With both teams positioned to make the postseason, the last few series between the New York Yankees and Boston Red Sox have certainly carried a playoff feel. The success of these clubs has also rekindled fond memories of the intense Yankees-Red Sox rivalry of the early 2000’s.
Those face-offs gave birth to legends such as David Ortiz and Aaron Boone. Reloaded with young and exciting talent, the Yankees and Red Sox are set to take over the sport once again. So how do the players of this renewed rivalry compare to those of the old one?
Who is Derek Jeter?
Despite his struggles in the second half of the season, Aaron Judge is the obvious answer. Judge is the face of the Yankees and in addition to finding a great amount of success earlier in the year, has always carried himself in a professionally guarded manner. Judge is the big bat that makes the Yankees go. If New York is to beat out Boston in the coming years, Judge will need to continue as a force to be reckoned with.
Who is Pedro Martinez?
Chris Sale is the definitive ace of the Red Sox and thus provides another easy comparison. And like Pedro, Sale has had difficulty beating the Yankees. Sale is 1-3 against the Bronx Bombers and 17-4 against all other competition. Certainly, a lack of run support has helped write this narrative as Sale carries a 2.12 ERA against New York, but it’s still an interesting statistic to note. Sale will now get the opportunity to pitch in the postseason, something the southpaw was unable to do during his time with the Chicago White Sox. Like Martinez, this is where Sale must etch his place in Boston history.
Who is Mariano Rivera?
This was supposed to be Aroldis Chapman. But given the flamethrower’s recent struggles, Dellin Betances is granted this comparison. Betances owns a 2.11 ERA on the year, even better than his 2.15 career average. He is a dominating presence on the mound and could emerge as a household name in the postseason the same way Andrew Miller did a year ago for the Cleveland Indians. Like Rivera, the thought of Betances entering the game is a scary one for opposing offenses.
Who is David Ortiz?
It’s tough (and dangerous) to compare a 20 year old to the most important Boston baseball player since Ted Williams, but Rafael Devers is forcing us to do so. After all, Devers already has a legendary moment against the Yankees, a game tying home run off Aroldis Chapman in the bottom of the ninth inning. The Red Sox were hesitant to bring up Devers due to his age, but the kid has shown poise and maturation beyond his years. Devers is batting .315/.378/.629 with 8 home runs and 16 RBI’s in only 23 games. It’s unfair to expect Devers to continue this type of production, but he has proven that he will be a perennial All-Star in Beantown.
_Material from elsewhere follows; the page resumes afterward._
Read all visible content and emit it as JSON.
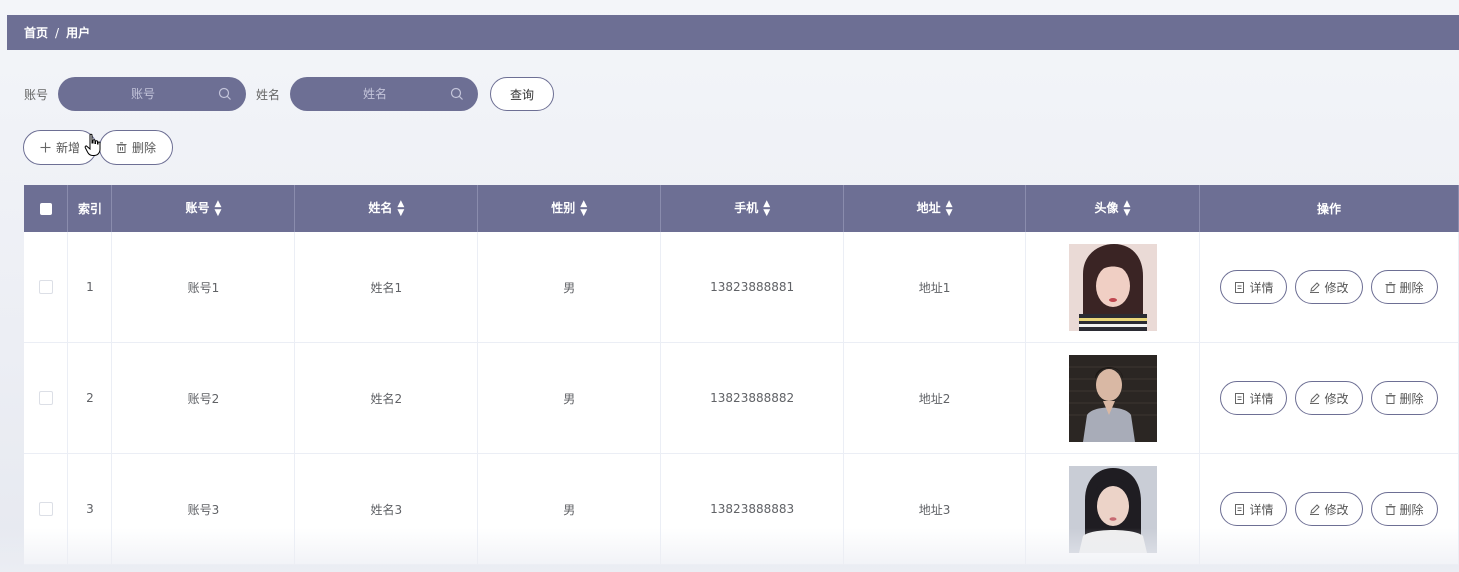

Even though he can’t legally purchase alcohol in the United States, Devers’ smooth lefty stroke and clutch ability land him a comparison to one of the game’s greats.
Who is Alex Rodriguez?
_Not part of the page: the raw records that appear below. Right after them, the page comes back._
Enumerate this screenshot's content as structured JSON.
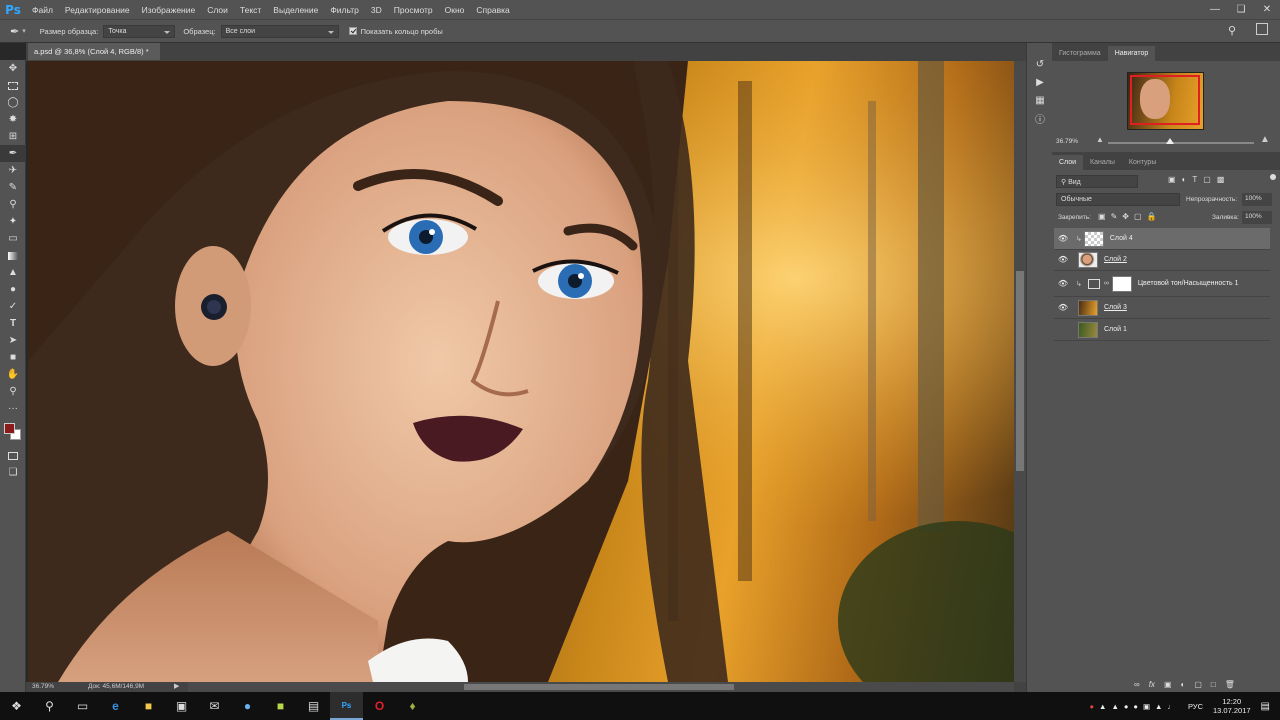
{
  "app": {
    "logo": "Ps"
  },
  "menu": [
    "Файл",
    "Редактирование",
    "Изображение",
    "Слои",
    "Текст",
    "Выделение",
    "Фильтр",
    "3D",
    "Просмотр",
    "Окно",
    "Справка"
  ],
  "options": {
    "sample_size_label": "Размер образца:",
    "sample_size_value": "Точка",
    "sample_label": "Образец:",
    "sample_value": "Все слои",
    "show_ring_label": "Показать кольцо пробы"
  },
  "document": {
    "tab_title": "a.psd @ 36,8% (Слой 4, RGB/8) *",
    "zoom": "36.79%",
    "doc_size": "Док: 45,6M/146,9M"
  },
  "panels": {
    "top_tabs": [
      "Гистограмма",
      "Навигатор"
    ],
    "navigator_zoom": "36.79%",
    "layer_tabs": [
      "Слои",
      "Каналы",
      "Контуры"
    ],
    "kind_filter": "Вид",
    "blend_mode": "Обычные",
    "opacity_label": "Непрозрачность:",
    "opacity_value": "100%",
    "lock_label": "Закрепить:",
    "fill_label": "Заливка:",
    "fill_value": "100%"
  },
  "layers": [
    {
      "name": "Слой 4",
      "selected": true,
      "visible": true
    },
    {
      "name": "Слой 2",
      "selected": false,
      "visible": true
    },
    {
      "name": "Цветовой тон/Насыщенность 1",
      "selected": false,
      "visible": true
    },
    {
      "name": "Слой 3",
      "selected": false,
      "visible": true
    },
    {
      "name": "Слой 1",
      "selected": false,
      "visible": false
    }
  ],
  "taskbar": {
    "lang": "РУС",
    "time": "12:20",
    "date": "13.07.2017"
  },
  "colors": {
    "foreground": "#8b1a1a",
    "background": "#ffffff",
    "ps_blue": "#31a8ff"
  }
}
With prodigious elite talent and a lack of fear for the spotlight, Gary Sanchez is the closest thing this Yankees team has to A-Rod. Much like Devers and Judge, Sanchez has been able to showcase his skills at a young age. Along with Judge, Sanchez provides a much needed thump to the Yankees everyday lineup. The duo are obviously 1A and 1B for the team, and in New York that can provide a player with a lot of recognition.
Who is Manny Ramirez?
The free flowing hair and terrific hitting ability makes it easy to compare Ramirez to Andrew Benintendi, one of the game’s brightest young stars. Benintendi is tabbed by some to come from behind and win the American League Rookie of the Year award from Aaron Judge- and even if he doesn’t, he has shown great prowess at the plate. Benintendi is another young player who has made the most of his opportunity to play at this level. He comprises one third of a Red Sox outfield that is considered by most to be the best in all of baseball. If Benintendi can continue his success, it’s likely the comparisons to Ramirez will continue.
Who is Mike Mussina?
A player who has had success in another uniform and is now eager to prove his worth in the bright lights of New York? That would be Sonny Gray, the pitcher whom the Yankees acquired prior to the trade deadline from the Oakland Athletics. Gray will inherit the role of the de facto ace of the Yankees and must pitch well in order for New York to make any noise come playoff time. Under control for a few years following 2017, Gray will be a key piece in the renewed Yankees-Red Sox rivalry.